Go through the records below and copy out every line that contains the word "hashtag".

--

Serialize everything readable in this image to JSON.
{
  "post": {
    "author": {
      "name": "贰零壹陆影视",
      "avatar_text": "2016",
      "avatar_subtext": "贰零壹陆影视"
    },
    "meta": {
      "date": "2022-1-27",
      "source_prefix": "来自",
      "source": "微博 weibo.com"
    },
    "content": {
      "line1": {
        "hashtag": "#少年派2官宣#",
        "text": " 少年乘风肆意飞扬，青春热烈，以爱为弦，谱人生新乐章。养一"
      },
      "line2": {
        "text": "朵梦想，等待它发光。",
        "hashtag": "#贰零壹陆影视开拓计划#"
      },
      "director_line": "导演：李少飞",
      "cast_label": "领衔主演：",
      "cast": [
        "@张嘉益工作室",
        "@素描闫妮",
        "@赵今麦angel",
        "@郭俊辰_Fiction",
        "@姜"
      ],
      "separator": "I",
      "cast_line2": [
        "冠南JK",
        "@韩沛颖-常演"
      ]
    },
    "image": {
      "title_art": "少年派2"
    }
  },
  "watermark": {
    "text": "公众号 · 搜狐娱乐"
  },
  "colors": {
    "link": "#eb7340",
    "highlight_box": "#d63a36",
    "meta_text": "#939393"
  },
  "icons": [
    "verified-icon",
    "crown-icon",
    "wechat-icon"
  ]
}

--

**Solution to this task:**
        "hashtag": "#少年派2官宣#",
        "hashtag": "#贰零壹陆影视开拓计划#"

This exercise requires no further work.